The Free South Africa Bridge —by Jinny Batterson, December, 2013
(As the world mourns the loss of Nelson Mandela and celebrates his long and productive life, there is still much work to do.)
Nelson Mandela has left us, at least physically.
This master builder of bridges has gone home
To somewhere where bridges are no longer needed.
During long years of imprisonment,
He learned to build bridges with his fellow inmates
And with his jailers. He studied the languages
And customs of his supposed enemies—
Post-colonialist British expatriates, Afrikaners.
Somehow, on his release, he got many,
These same Brits and Afrikaners, as well as
Zulus, Swazis, Tswanas, expatriate Indians and Chinese,
To consider themselves South Africans first,
Among their many allegiances and tribes.
Richmond, VA, has many physical bridges. The one I remember best
Was built over an expressway that had divided neighborhoods
For the benefit of faster travel to/from the suburbs
And points further away.
This bridge joined a blighted area
Of public housing with a struggling commercial
Section just west of a similarly struggling downtown
That was filled mostly with government and institutional
Buildings which emptied quickly at 5 each evening.
Builders had added high angled chain link fences at the
Sides of the bridge—to prevent anyone from throwing
Bottles or debris off the bridge onto the cars speeding
By below, away from the city’s problems.

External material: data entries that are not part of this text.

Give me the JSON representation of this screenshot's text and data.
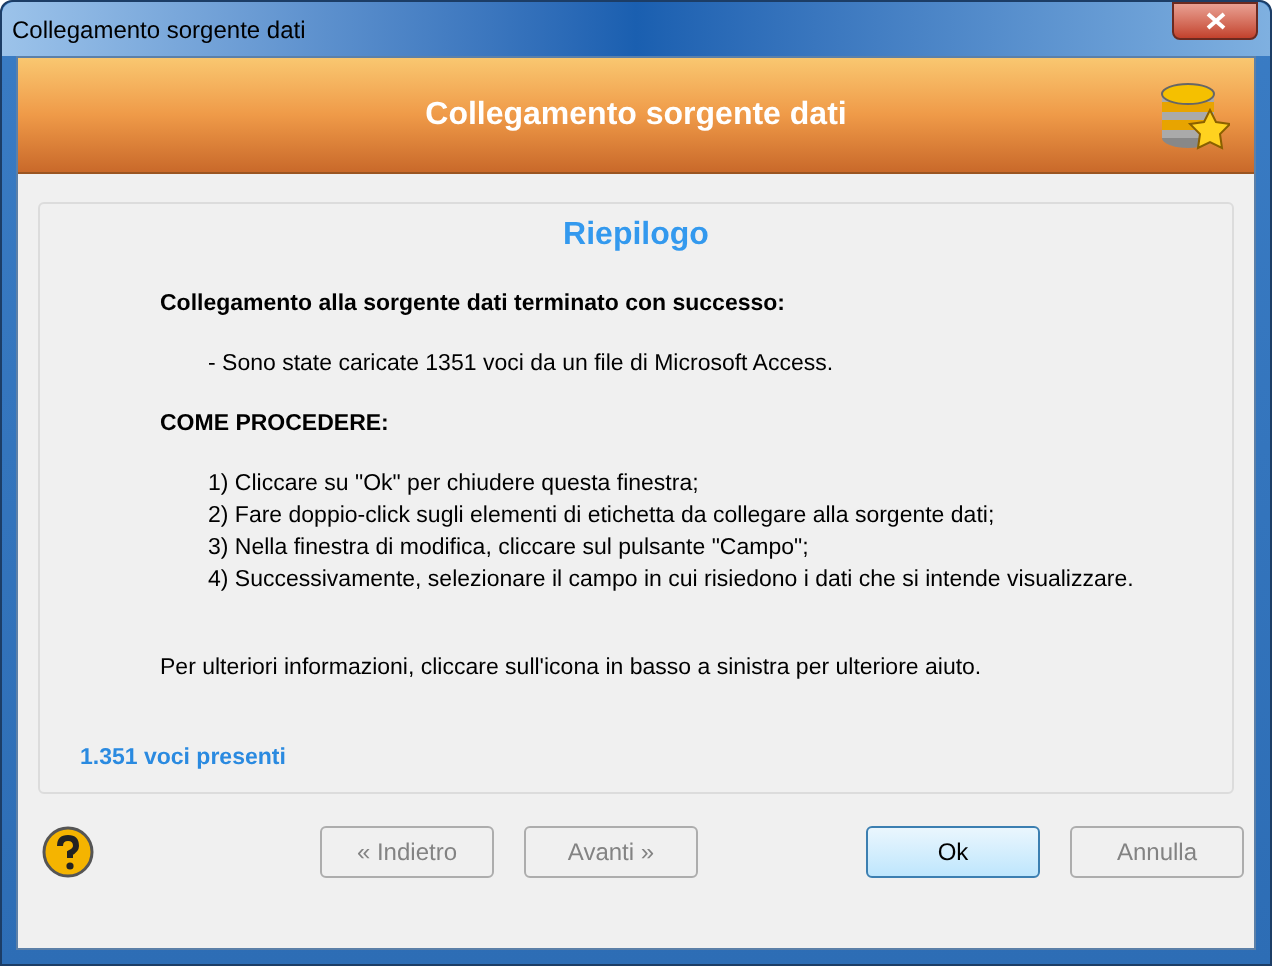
{
  "window": {
    "title": "Collegamento sorgente dati"
  },
  "header": {
    "title": "Collegamento sorgente dati"
  },
  "summary": {
    "title": "Riepilogo",
    "blocks": [
      {
        "kind": "heading",
        "lines": [
          "Collegamento alla sorgente dati terminato con successo:"
        ]
      },
      {
        "kind": "list",
        "lines": [
          "- Sono state caricate 1351 voci da un file di Microsoft Access."
        ]
      },
      {
        "kind": "heading",
        "lines": [
          "COME PROCEDERE:"
        ]
      },
      {
        "kind": "list",
        "lines": [
          "1) Cliccare su \"Ok\" per chiudere questa finestra;",
          "2) Fare doppio-click sugli elementi di etichetta da collegare alla sorgente dati;",
          "3) Nella finestra di modifica, cliccare sul pulsante \"Campo\";",
          "4) Successivamente, selezionare il campo in cui risiedono i dati che si intende visualizzare."
        ]
      },
      {
        "kind": "note",
        "lines": [
          "Per ulteriori informazioni, cliccare sull'icona in basso a sinistra per ulteriore aiuto."
        ]
      }
    ],
    "count": "1.351 voci presenti"
  },
  "buttons": [
    {
      "label": "« Indietro",
      "disabled": true,
      "default": false
    },
    {
      "label": "Avanti »",
      "disabled": true,
      "default": false
    },
    {
      "label": "Ok",
      "disabled": false,
      "default": true
    },
    {
      "label": "Annulla",
      "disabled": true,
      "default": false
    }
  ]
}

During the 1980’s, a frustrated bridge-user scrawled
Onto the chain link, in big spray-painted letters,
“Free South Africa.”
For many years the slogan stayed there,
Unseen by I-64/95 traffic, unwashed by graffiti removers.
The bridge has since been replaced by a more modern
Span, but deep fissures remain in metro Richmond’s social fabric.
Perhaps Madiba from his perch wherever can appreciate
The irony of a free South Africa and a Richmond still
Badly in need of more bridge builders.